# [LISTED RECORDS]
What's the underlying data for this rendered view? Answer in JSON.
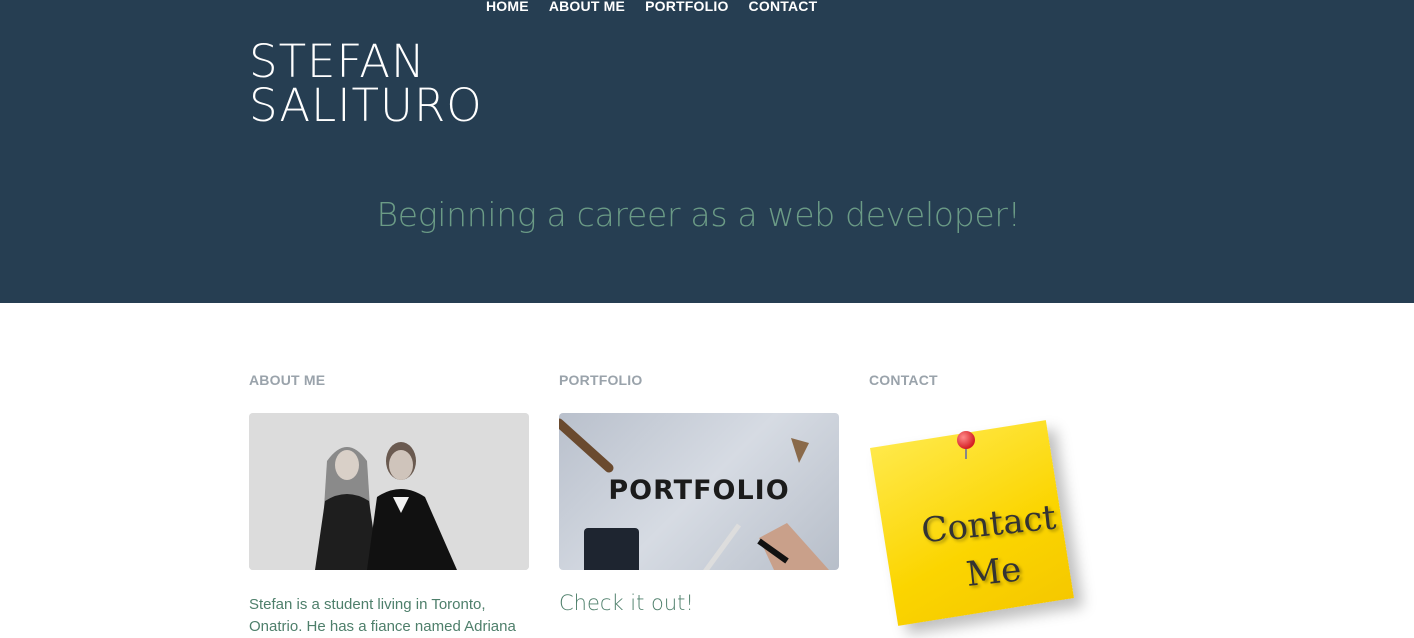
{
  "nav": {
    "items": [
      "HOME",
      "ABOUT ME",
      "PORTFOLIO",
      "CONTACT"
    ]
  },
  "brand": {
    "line1": "STEFAN",
    "line2": "SALITURO"
  },
  "hero": {
    "tagline": "Beginning a career as a web developer!"
  },
  "sections": {
    "about": {
      "heading": "ABOUT ME",
      "image_alt": "Black and white photo of Stefan and Adriana",
      "text": "Stefan is a student living in Toronto, Onatrio. He has a fiance named Adriana"
    },
    "portfolio": {
      "heading": "PORTFOLIO",
      "image_word": "PORTFOLIO",
      "link": "Check it out!"
    },
    "contact": {
      "heading": "CONTACT",
      "note_line1": "Contact",
      "note_line2": "Me"
    }
  },
  "colors": {
    "hero_bg": "#263e52",
    "accent_green": "#6b9b86",
    "text_green": "#4e7f6b",
    "heading_gray": "#9aa3ab"
  }
}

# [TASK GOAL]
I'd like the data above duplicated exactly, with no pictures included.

# [WRITTEN ANSWER]
What's the underlying data for this rendered view? Answer in JSON.
{
  "nav": {
    "items": [
      "HOME",
      "ABOUT ME",
      "PORTFOLIO",
      "CONTACT"
    ]
  },
  "brand": {
    "line1": "STEFAN",
    "line2": "SALITURO"
  },
  "hero": {
    "tagline": "Beginning a career as a web developer!"
  },
  "sections": {
    "about": {
      "heading": "ABOUT ME",
      "image_alt": "Black and white photo of Stefan and Adriana",
      "text": "Stefan is a student living in Toronto, Onatrio. He has a fiance named Adriana"
    },
    "portfolio": {
      "heading": "PORTFOLIO",
      "image_word": "PORTFOLIO",
      "link": "Check it out!"
    },
    "contact": {
      "heading": "CONTACT",
      "note_line1": "Contact",
      "note_line2": "Me"
    }
  },
  "colors": {
    "hero_bg": "#263e52",
    "accent_green": "#6b9b86",
    "text_green": "#4e7f6b",
    "heading_gray": "#9aa3ab"
  }
}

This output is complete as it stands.